The real estate market in Dubai is often portrayed as an investor's paradise. Glossy brochures, promising ads, and staggering skyline photographs lure local and international buyers. But behind the glamor lay many issues that prospective buyers and investors should be aware of. Here's a breakdown of what's wrong with the Dubai property market.
The Reality Behind Advertised ROIs
Real estate agents in Dubai often showcase lofty ROI figures to attract buyers. However, these advertised numbers usually ignore unavoidable costs like utilities and service fees, making the ROI seem higher than it actually is.
While there may be even valid reasons to present the ROI the way it is commonly presented (e.g., because that is simply an industry standard that makes comparing properties easier, or because such charges can not be predicted due to their variability, etc.), you should have a clear understanding what potential costs an estimated ROI includes and what it does not include.
That said, a well-chosen property can still yield a strong ROI, even after accounting for these additional expenses. The key is taking the inflated ROI figures with a grain of salt and doing thorough calculations.
Unscrupulous Developer Practices
1. Delayed Deliveries
Developers often ask for installment payments with the promise of timely construction progress. Unfortunately, delays are more common than not, and buyers find themselves stuck in a financial loophole without any recourse.

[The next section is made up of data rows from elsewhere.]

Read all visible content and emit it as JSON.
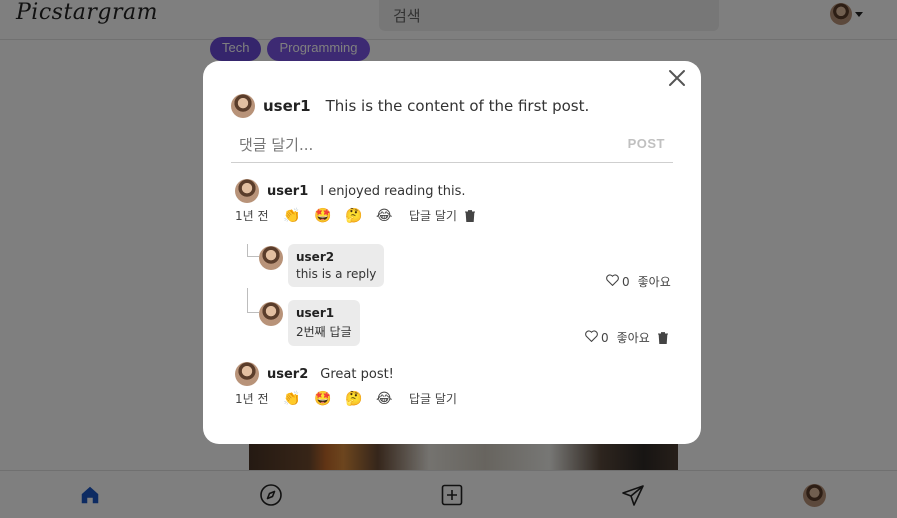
{
  "app": {
    "logo": "Picstargram"
  },
  "search": {
    "placeholder": "검색"
  },
  "tags": [
    "Tech",
    "Programming"
  ],
  "post": {
    "author": "user1",
    "content": "This is the content of the first post."
  },
  "comment_form": {
    "placeholder": "댓글 달기...",
    "submit_label": "POST"
  },
  "comments": [
    {
      "author": "user1",
      "text": "I enjoyed reading this.",
      "time": "1년 전",
      "emojis": [
        "👏",
        "🤩",
        "🤔",
        "😂"
      ],
      "reply_label": "답글 달기",
      "replies": [
        {
          "author": "user2",
          "text": "this is a reply",
          "likes": "0",
          "like_label": "좋아요"
        },
        {
          "author": "user1",
          "text": "2번째 답글",
          "likes": "0",
          "like_label": "좋아요"
        }
      ]
    },
    {
      "author": "user2",
      "text": "Great post!",
      "time": "1년 전",
      "emojis": [
        "👏",
        "🤩",
        "🤔",
        "😂"
      ],
      "reply_label": "답글 달기"
    }
  ],
  "bottom_nav": [
    "home-icon",
    "compass-icon",
    "add-post-icon",
    "send-icon",
    "profile-avatar"
  ],
  "colors": {
    "accent": "#1a56c4",
    "tag": "#6a4bd8",
    "overlay": "rgba(0,0,0,0.5)"
  }
}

2. Manipulative Stock Communication
Dubai's real estate market is known for blockbuster projects that sell out within days or even hours. These high-demand projects set a precedent and create an image of scarcity and urgency that reverberates throughout the market. While this phenomenon is true for some elite, highly sought-after properties, not every development shares that same level of demand.
Some less popular projects cleverly capitalize on the hype generated by these bestsellers. They adopt similar sales tactics, such as releasing apartments floor-by-floor, to create an illusion of scarcity. The strategy aims to provoke a "Fear of Missing Out" (FOMO) among potential buyers, pressuring them into making hasty, sometimes ill-advised, purchases.
This tactic makes it especially important for buyers to have insider knowledge and a thorough understanding of the market and the particular projects they are interested in. Such insights can be invaluable in distinguishing genuinely high-demand properties from those employing manipulative sales tactics to appear as such.
3. Irrational Price Hikes
Dubai's real estate market is experiencing a heavy sellers' market dynamic, meaning demand often outstrips supply. In such a climate, developers find themselves in a position of power and leverage, allowing for pricing strategies that may seem irrational to the average buyer. These price hikes often occur in unpredictable steps based on time or the floor level of the property, making it difficult for buyers to anticipate and plan for the total cost.
The rationale behind these irregular price increments is not purely exploitative; rather, developers are trying to match the high demand and maximize their profits in a market that allows for it. While these tactics may go largely unpunished in a sellers' market, they pose challenges for buyers who may find affordability increasingly strained.
Problems in the Secondary Resale Market
1. Price Testing by Sellers
In the secondary market, it's common to see sellers continually upping their asking prices without any intention of actually selling. This speculative behavior wastes the time and energy of serious buyers and muddles the true market value of properties.
2. Ignoring Offers without Cheques
Sellers frequently dismiss any offers that don't come with a cheque, further complicating the buying process and excluding potentially serious buyers who may not be willing to commit without proper due diligence.
3. Difficulty in Scheduling Viewings
Another hiccup in the secondary resale market is the uphill battle to schedule property viewings. Both agents and owners often show reluctance unless there's an immediate financial commitment, like a 10% down payment check. Agents may find the effort not worth the potential commission, while owners prefer tangible commitments before opening their doors. This puts genuine buyers in a difficult position, as they are pressured to make a financial commitment before having a chance to adequately evaluate a property. The situation complicates the due diligence process and introduces unnecessary risks.
The 'Tax-Free' Investment Myth
Dubai's promise of being a tax-free haven can be misleading. The income or profit you generate in Dubai is not universally tax-free—it depends on your personal tax residency. If you're taxed in countries like the UK, USA, or Germany, your usual tax rate will apply to your investment in Dubai.
To truly benefit from Dubai's tax-free status, you'd need to officially change your tax residency to the UAE, which, although possible, may involve its own set of logistical and legal complexities.
While the Dubai real estate market has its attractions, it is fraught with complications and challenges that every buyer should know. From misleading ROI presentations to manipulative developer practices and unclear rules around taxation, several areas require a discerning eye and meticulous research. Buyers must educate themselves thoroughly to navigate this intricate landscape effectively. Only then can one hope to make an informed and beneficial investment in Dubai's real estate market.